Sisters’ role highlighted

By Patrick Smith

An antiquated video plays on a loop at the entrance of the “Freedom’s Sisters” exhibit at Washington Park’s DuSable Museum of African American History, next to a striking, multi-paneled black and white photo of female civil rights marchers.

In the video, school children of various races and genders name their heroes. The answers are unsurprising: a fireman, Abraham Lincoln, Martin Luther King Jr. and Superman.

“That’s fine,” the host of the video says softly. “But what about someone like your mom?”

The new exhibit, which runs until April 4, was created to show how many female heroes there are in U.S. history, most of whom have been overlooked, according to the text in the exhibit.  In conjunction with the “Freedom’s Sisters” exhibit, the museum collaborated with Macy’s to allow people to nominate a Chicago Freedom Sister.

“I think women have been a bit left out of the history,” said Jocelyn Oates, Columbia professor of Interior Architecture, while exploring the exhibit. “I think it’s really important that their stories be told.”

According to the DuSable Museum Web site, the exhibit was brought to Chicago from Cincinnati to teach visitors about some of the women essential to the civil rights movement.

“Much of our national memory of the civil rights movement is embodied by male figureheads whose visibility in boycotts, legal proceedings and mass demonstrations dominated newspaper and television coverage in the 1950s and ’60s,” the museum’s Web site reads. “Missing from that picture is a group of extraordinary women who, while less prominent in the media, shaped much of the spirit and substance of civil rights in America.”

The “Freedom’s Sisters” exhibit consists of three rooms, each of them filled with tall, wooden, interactive stations about the lives and achievements of 20 black women. The women celebrated by the museum range from the well-known, like Rosa Parks and Harriet Tubman, to those who have almost been forgotten, like Fannie Lou Hamer, who fought for voting rights, or investigative journalist Ida B. Wells-Barnett, who documented the extent of lynching in the early 20th century.

It is Hamer’s words that adorn the back wall of the exhibit, written near the top of a bare maroon wall where they read, “Nobody’s free ’til everybody’s free.”

Passing underneath the phrase on Feb. 13 was a small crowd, made up mostly of black families; mothers taking their sons and daughters through the exhibit.

“I think it’s wonderful to see this history,” said museum patron Brittney Whitfield. “To see it, and have my daughter see it, is amazing.”
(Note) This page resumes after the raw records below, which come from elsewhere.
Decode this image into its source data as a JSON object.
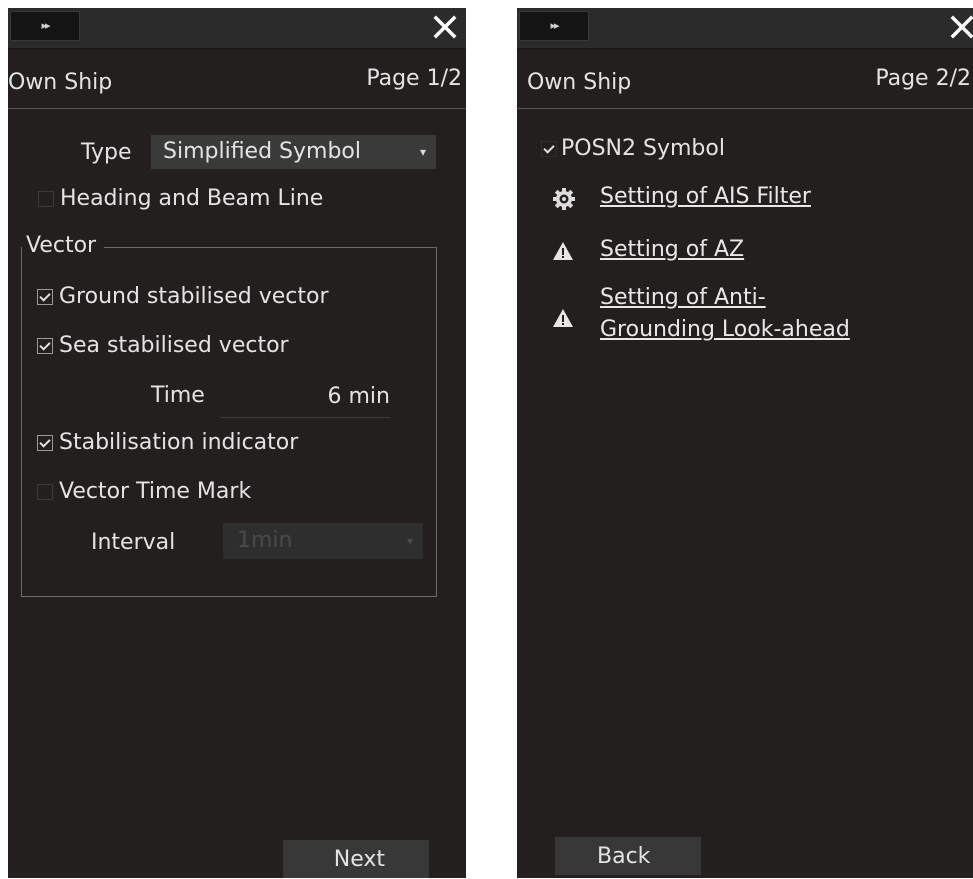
{
  "page1": {
    "expand_glyph": "▸▸",
    "window_title": "Own Ship",
    "page_indicator": "Page 1/2",
    "type": {
      "label": "Type",
      "value": "Simplified Symbol"
    },
    "heading_beam_line": {
      "label": "Heading and Beam Line",
      "checked": false
    },
    "vector_group": {
      "legend": "Vector",
      "ground_stabilised": {
        "label": "Ground stabilised vector",
        "checked": true
      },
      "sea_stabilised": {
        "label": "Sea stabilised vector",
        "checked": true
      },
      "time": {
        "label": "Time",
        "value": "6 min"
      },
      "stabilisation_indicator": {
        "label": "Stabilisation indicator",
        "checked": true
      },
      "vector_time_mark": {
        "label": "Vector Time Mark",
        "checked": false
      },
      "interval": {
        "label": "Interval",
        "value": "1min"
      }
    },
    "next_label": "Next"
  },
  "page2": {
    "expand_glyph": "▸▸",
    "window_title": "Own Ship",
    "page_indicator": "Page 2/2",
    "posn2_symbol": {
      "label": "POSN2 Symbol",
      "checked": true
    },
    "links": {
      "ais_filter": "Setting of AIS Filter",
      "az": "Setting of AZ",
      "anti_grounding_line1": "Setting of Anti-",
      "anti_grounding_line2": "Grounding Look-ahead"
    },
    "back_label": "Back"
  },
  "icons": {
    "close": "close-icon",
    "expand": "double-chevron-right-icon",
    "gear": "gear-icon",
    "warning": "warning-icon",
    "dropdown": "chevron-down-icon"
  }
}
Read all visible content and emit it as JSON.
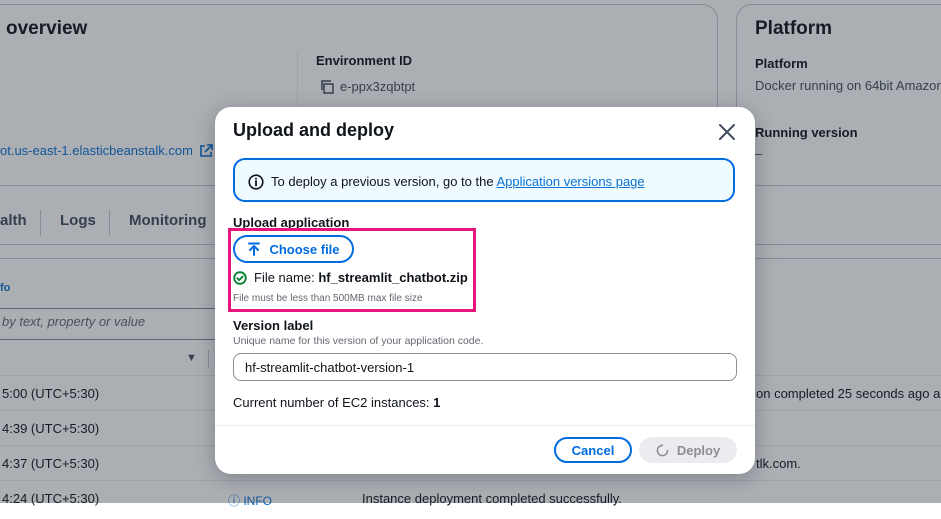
{
  "background": {
    "overview": {
      "title": "overview",
      "environment_id_label": "Environment ID",
      "environment_id_value": "e-ppx3zqbtpt",
      "domain": "ot.us-east-1.elasticbeanstalk.com"
    },
    "platform": {
      "title": "Platform",
      "platform_label": "Platform",
      "platform_value": "Docker running on 64bit Amazon",
      "running_version_label": "Running version",
      "running_version_value": "–"
    },
    "tabs": [
      "alth",
      "Logs",
      "Monitoring"
    ],
    "events": {
      "info_label": "fo",
      "filter_placeholder": "by text, property or value",
      "rows": [
        {
          "time": "5:00 (UTC+5:30)",
          "message": "on completed 25 seconds ago and"
        },
        {
          "time": "4:39 (UTC+5:30)",
          "message": ""
        },
        {
          "time": "4:37 (UTC+5:30)",
          "message": "tlk.com."
        },
        {
          "time": "4:24 (UTC+5:30)",
          "message": "Instance deployment completed successfully."
        }
      ],
      "last_row_info": "INFO"
    }
  },
  "modal": {
    "title": "Upload and deploy",
    "alert": {
      "text": "To deploy a previous version, go to the ",
      "link": "Application versions page"
    },
    "upload": {
      "label": "Upload application",
      "button_label": "Choose file",
      "file_name_prefix": "File name: ",
      "file_name": "hf_streamlit_chatbot.zip",
      "hint": "File must be less than 500MB max file size"
    },
    "version": {
      "label": "Version label",
      "description": "Unique name for this version of your application code.",
      "value": "hf-streamlit-chatbot-version-1"
    },
    "ec2": {
      "label": "Current number of EC2 instances: ",
      "count": "1"
    },
    "footer": {
      "cancel_label": "Cancel",
      "deploy_label": "Deploy"
    }
  },
  "colors": {
    "accent": "#006ce0",
    "link": "#0972d3",
    "highlight": "#e5157a",
    "success": "#00802f",
    "overlay": "#232b37"
  },
  "icons": [
    "copy-icon",
    "external-link-icon",
    "info-icon",
    "close-icon",
    "upload-icon",
    "success-check-icon",
    "spinner-icon",
    "caret-down-icon"
  ]
}
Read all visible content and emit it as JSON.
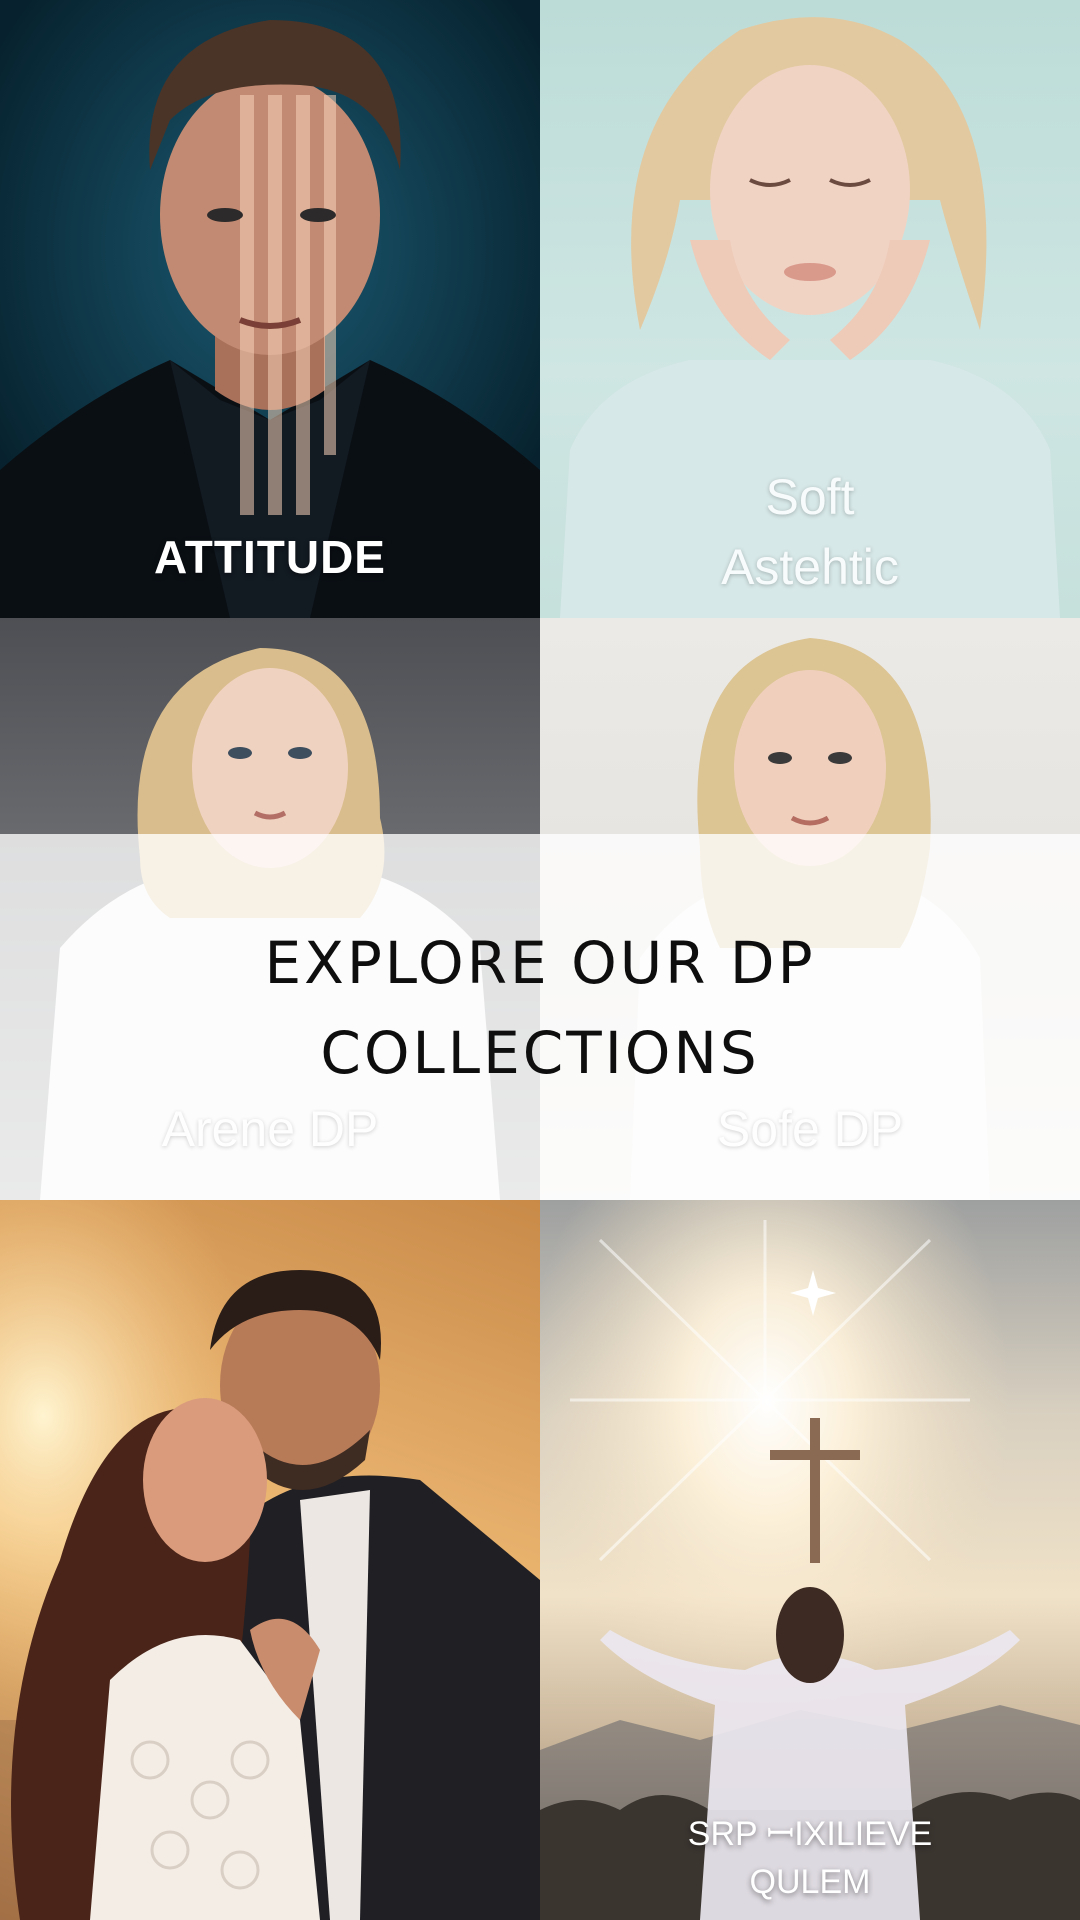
{
  "header": {
    "title": "EXPLORE OUR DP COLLECTIONS"
  },
  "collections": [
    {
      "label": "ATTITUDE",
      "theme": "attitude"
    },
    {
      "label": "Soft\nAstehtic",
      "theme": "soft-aesthetic"
    },
    {
      "label": "Arene DP",
      "theme": "arene"
    },
    {
      "label": "Sofe DP",
      "theme": "sofe"
    },
    {
      "label": "",
      "theme": "love-couple"
    },
    {
      "label": "SRP ꟷIXILIEVE\nQULEM",
      "theme": "believe"
    }
  ],
  "colors": {
    "overlay": "#ffffff",
    "title_text": "#0e0e0e",
    "label_text": "#ffffff"
  }
}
Whitfield was visiting the museum with her friend, who also brought her young daughter. As a video recreation of Rosa Parks’ famous arrest played on a television set, the two small children stood captivated, the elder shushing her younger friend when she became distracted.

“To see what she went through is incredible,” Whitfield said of Parks. “Everyone should come and see it.”

The video of Parks, which is activated by stepping on a mat in front of the screen, is just one of many interactive features in the exhibit. Oates said she thought those features made “Freedom’s Sisters” effective.

“I like that you can communicate with every part of the exhibit,” Oates said.

The “Freedom’s Sisters” exhibit was created through collaboration between the Smithsonian Institute Traveling Exhibition Service and the Cincinnati Museum Center.

Unique to Chicago, the “Nominate a Chicago Freedom Sister” contest invites the public to nominate a Chicago woman who “fought for justice and parity,” and who has “historically demonstrated an unbridled commitment to our struggle for equal rights.”

According to Whitfield, the contest is just another tool that can educate people on the important contributions women have made to history.

“I see all types of strong women in here,” she said, gesturing around the exhibit. “As far as documentaries and TV shows, there should be more.”